Buy Australian wherever possible

Posted by Allan Whiting

In 2017, for the first time in its automotive history, Australia will not be able to produce a motor car.

Yes, we know that several truck makers claim 'Australian manufacture' but all the major mechanical components for these vehicles are imported.

However, Australia still makes many automotive parts and it's vital if we want keep any component manufacturing ability alive in this country we have to buy these items whenever possible.

In the case of 4WDs there are many opportunities to 'buy Australian' when shopping for accessories: ute trays, bars, snorkels, racks and wheels are obvious items. Also, there are Australian-made service items  - filters, springs, shock absorbers, brake pads and rotors - that meet or exceed original equipment manufacturers' standards.

Can we suggest you get into the habit of checking the origin of parts and components and buying local whrever possible, to help keep our Australian industries alive.

Individuals acting in unison can make a difference, as buyers of SPC Ardmona canned fruit proved, driving sales up 50-percent overnight.

Other countries are home-conscious when it comes to buying products. Check out the YouTube video called Million American Jobs Project and substitute 'Australia' whever you hear 'America'.

No more Australian-made vehicles

Posted by Allan Whiting

It's a sad day, but it was always going to happen. Globalisation dictates that production goes to the cheapest labour and infrastructure regions, and to those whose currency is virtually tied to the US dollar. Australia doesn't comply with any of these criteria.

On top of that, vehicle makers around the world are aggregating into fewer, larger organisations and that means excess production capacity.

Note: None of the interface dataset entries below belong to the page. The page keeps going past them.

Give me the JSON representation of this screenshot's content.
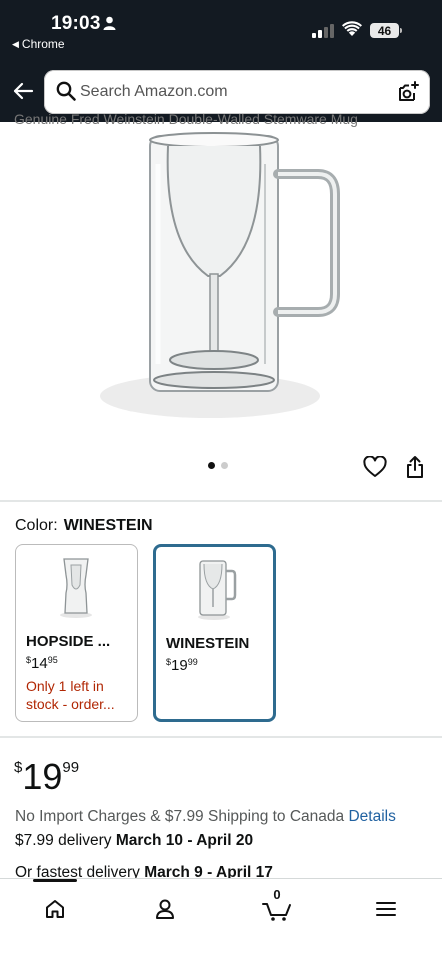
{
  "status": {
    "time": "19:03",
    "back_app": "Chrome",
    "battery": "46"
  },
  "search": {
    "placeholder": "Search Amazon.com"
  },
  "product": {
    "cut_title": "Genuine Fred Weinstein Double-Walled Stemware Mug"
  },
  "color": {
    "label": "Color:",
    "selected": "WINESTEIN"
  },
  "swatches": [
    {
      "name": "HOPSIDE ...",
      "currency": "$",
      "whole": "14",
      "cents": "95",
      "stock": "Only 1 left in stock - order..."
    },
    {
      "name": "WINESTEIN",
      "currency": "$",
      "whole": "19",
      "cents": "99",
      "stock": ""
    }
  ],
  "price": {
    "currency": "$",
    "whole": "19",
    "cents": "99"
  },
  "shipping": {
    "text": "No Import Charges & $7.99 Shipping to Canada",
    "link": "Details"
  },
  "delivery": {
    "prefix": "$7.99 delivery",
    "dates": "March 10 - April 20"
  },
  "fastest": {
    "prefix": "Or fastest delivery",
    "dates": "March 9 - April 17"
  },
  "cart": {
    "count": "0"
  },
  "colors": {
    "header_bg": "#131a22",
    "link": "#2162a1",
    "stock_red": "#b12704",
    "selected_border": "#2e6b8f"
  }
}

In the New Order of world business a country of 22 million that's thousands of kilometres from major markets doesn't qualify to have any manufacturing businesses and that's where Australia is headed, if market forces are allowed to prevail: manufacturing oblivion.

We'll just become the 'mine of the world' and when iron ore demand falls away and coal burning is replaced by fusion reaction, we'll be broke.

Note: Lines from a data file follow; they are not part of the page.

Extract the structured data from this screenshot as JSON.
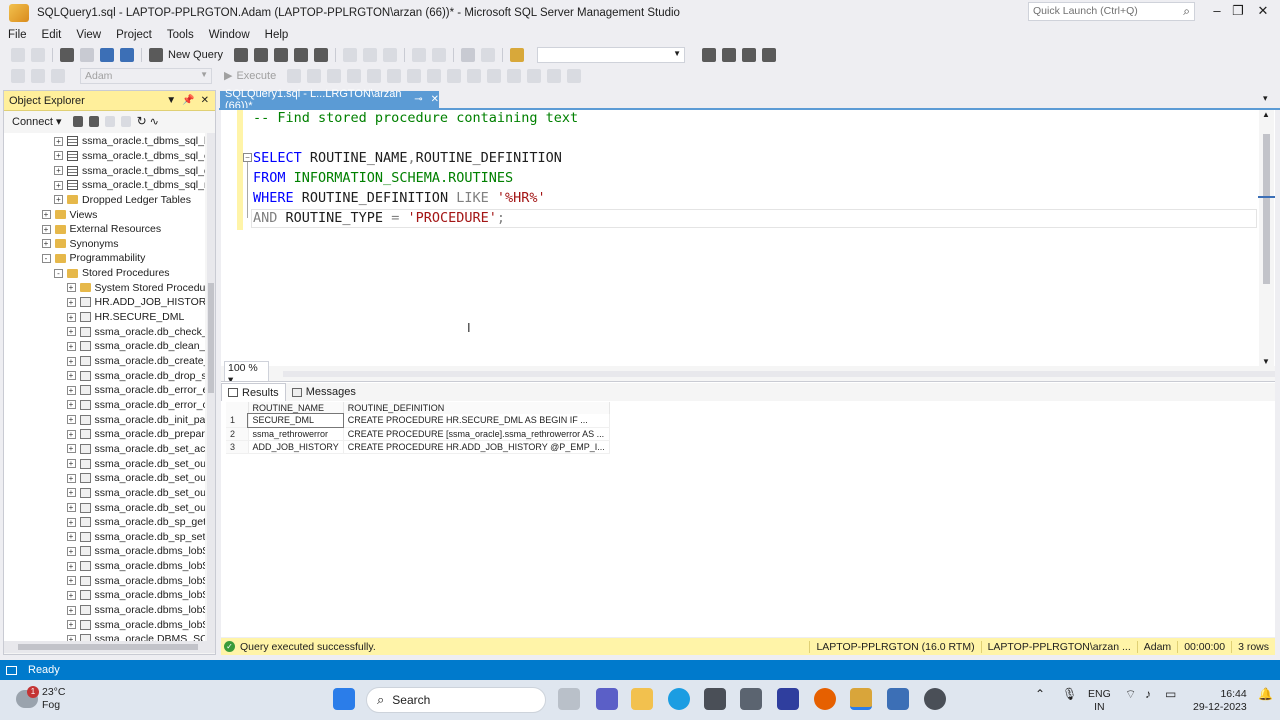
{
  "window": {
    "title": "SQLQuery1.sql - LAPTOP-PPLRGTON.Adam (LAPTOP-PPLRGTON\\arzan (66))* - Microsoft SQL Server Management Studio",
    "quick_launch_placeholder": "Quick Launch (Ctrl+Q)"
  },
  "menu": [
    "File",
    "Edit",
    "View",
    "Project",
    "Tools",
    "Window",
    "Help"
  ],
  "toolbar": {
    "new_query": "New Query",
    "database": "Adam",
    "execute": "Execute"
  },
  "object_explorer": {
    "title": "Object Explorer",
    "connect": "Connect",
    "tree": [
      {
        "level": 4,
        "icon": "table",
        "expander": "+",
        "label": "ssma_oracle.t_dbms_sql_b"
      },
      {
        "level": 4,
        "icon": "table",
        "expander": "+",
        "label": "ssma_oracle.t_dbms_sql_c"
      },
      {
        "level": 4,
        "icon": "table",
        "expander": "+",
        "label": "ssma_oracle.t_dbms_sql_d"
      },
      {
        "level": 4,
        "icon": "table",
        "expander": "+",
        "label": "ssma_oracle.t_dbms_sql_re"
      },
      {
        "level": 4,
        "icon": "folder",
        "expander": "+",
        "label": "Dropped Ledger Tables"
      },
      {
        "level": 3,
        "icon": "folder",
        "expander": "+",
        "label": "Views"
      },
      {
        "level": 3,
        "icon": "folder",
        "expander": "+",
        "label": "External Resources"
      },
      {
        "level": 3,
        "icon": "folder",
        "expander": "+",
        "label": "Synonyms"
      },
      {
        "level": 3,
        "icon": "folder",
        "expander": "-",
        "label": "Programmability"
      },
      {
        "level": 4,
        "icon": "folder",
        "expander": "-",
        "label": "Stored Procedures"
      },
      {
        "level": 5,
        "icon": "folder",
        "expander": "+",
        "label": "System Stored Procedu"
      },
      {
        "level": 5,
        "icon": "proc",
        "expander": "+",
        "label": "HR.ADD_JOB_HISTORY"
      },
      {
        "level": 5,
        "icon": "proc",
        "expander": "+",
        "label": "HR.SECURE_DML"
      },
      {
        "level": 5,
        "icon": "proc",
        "expander": "+",
        "label": "ssma_oracle.db_check_"
      },
      {
        "level": 5,
        "icon": "proc",
        "expander": "+",
        "label": "ssma_oracle.db_clean_s"
      },
      {
        "level": 5,
        "icon": "proc",
        "expander": "+",
        "label": "ssma_oracle.db_create_"
      },
      {
        "level": 5,
        "icon": "proc",
        "expander": "+",
        "label": "ssma_oracle.db_drop_s"
      },
      {
        "level": 5,
        "icon": "proc",
        "expander": "+",
        "label": "ssma_oracle.db_error_e"
      },
      {
        "level": 5,
        "icon": "proc",
        "expander": "+",
        "label": "ssma_oracle.db_error_c"
      },
      {
        "level": 5,
        "icon": "proc",
        "expander": "+",
        "label": "ssma_oracle.db_init_pa"
      },
      {
        "level": 5,
        "icon": "proc",
        "expander": "+",
        "label": "ssma_oracle.db_prepar"
      },
      {
        "level": 5,
        "icon": "proc",
        "expander": "+",
        "label": "ssma_oracle.db_set_act"
      },
      {
        "level": 5,
        "icon": "proc",
        "expander": "+",
        "label": "ssma_oracle.db_set_ou"
      },
      {
        "level": 5,
        "icon": "proc",
        "expander": "+",
        "label": "ssma_oracle.db_set_ou"
      },
      {
        "level": 5,
        "icon": "proc",
        "expander": "+",
        "label": "ssma_oracle.db_set_ou"
      },
      {
        "level": 5,
        "icon": "proc",
        "expander": "+",
        "label": "ssma_oracle.db_set_ou"
      },
      {
        "level": 5,
        "icon": "proc",
        "expander": "+",
        "label": "ssma_oracle.db_sp_get"
      },
      {
        "level": 5,
        "icon": "proc",
        "expander": "+",
        "label": "ssma_oracle.db_sp_set_"
      },
      {
        "level": 5,
        "icon": "proc",
        "expander": "+",
        "label": "ssma_oracle.dbms_lob$"
      },
      {
        "level": 5,
        "icon": "proc",
        "expander": "+",
        "label": "ssma_oracle.dbms_lob$"
      },
      {
        "level": 5,
        "icon": "proc",
        "expander": "+",
        "label": "ssma_oracle.dbms_lob$"
      },
      {
        "level": 5,
        "icon": "proc",
        "expander": "+",
        "label": "ssma_oracle.dbms_lob$"
      },
      {
        "level": 5,
        "icon": "proc",
        "expander": "+",
        "label": "ssma_oracle.dbms_lob$"
      },
      {
        "level": 5,
        "icon": "proc",
        "expander": "+",
        "label": "ssma_oracle.dbms_lob$"
      },
      {
        "level": 5,
        "icon": "proc",
        "expander": "+",
        "label": "ssma_oracle.DBMS_SQ"
      }
    ]
  },
  "editor": {
    "tab_label": "SQLQuery1.sql - L...LRGTON\\arzan (66))*",
    "zoom": "100 %",
    "lines": {
      "comment": "-- Find stored procedure containing text",
      "select_kw": "SELECT",
      "select_cols": " ROUTINE_NAME",
      "comma": ",",
      "select_col2": "ROUTINE_DEFINITION",
      "from_kw": "FROM",
      "from_obj": "INFORMATION_SCHEMA.ROUTINES",
      "where_kw": "WHERE",
      "where_col": " ROUTINE_DEFINITION ",
      "like_kw": "LIKE",
      "like_val": "'%HR%'",
      "and_kw": "AND",
      "and_col": " ROUTINE_TYPE ",
      "eq": "=",
      "and_val": "'PROCEDURE'",
      "semi": ";"
    }
  },
  "results": {
    "tabs": [
      "Results",
      "Messages"
    ],
    "columns": [
      "ROUTINE_NAME",
      "ROUTINE_DEFINITION"
    ],
    "rows": [
      {
        "n": "1",
        "name": "SECURE_DML",
        "def": "CREATE PROCEDURE HR.SECURE_DML   AS      BEGIN      IF ..."
      },
      {
        "n": "2",
        "name": "ssma_rethrowerror",
        "def": "CREATE PROCEDURE [ssma_oracle].ssma_rethrowerror AS   ..."
      },
      {
        "n": "3",
        "name": "ADD_JOB_HISTORY",
        "def": "CREATE PROCEDURE HR.ADD_JOB_HISTORY      @P_EMP_I..."
      }
    ]
  },
  "query_status": {
    "message": "Query executed successfully.",
    "server": "LAPTOP-PPLRGTON (16.0 RTM)",
    "user": "LAPTOP-PPLRGTON\\arzan ...",
    "database": "Adam",
    "elapsed": "00:00:00",
    "rows": "3 rows"
  },
  "status_bar": {
    "text": "Ready"
  },
  "taskbar": {
    "weather_temp": "23°C",
    "weather_desc": "Fog",
    "weather_badge": "1",
    "search": "Search",
    "lang1": "ENG",
    "lang2": "IN",
    "time": "16:44",
    "date": "29-12-2023"
  }
}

The only way that situation can be changed is through goverment action. Australia's adoption of a 'level playing field' without protection for local businesses is theoretically efficient, but ignores the fact that in this respect we're on our own.

Other countries have various forms of protection for their own interests - by export subsidies or tariffs on imports - and if we don't reintroduce protection there'll be nothing left.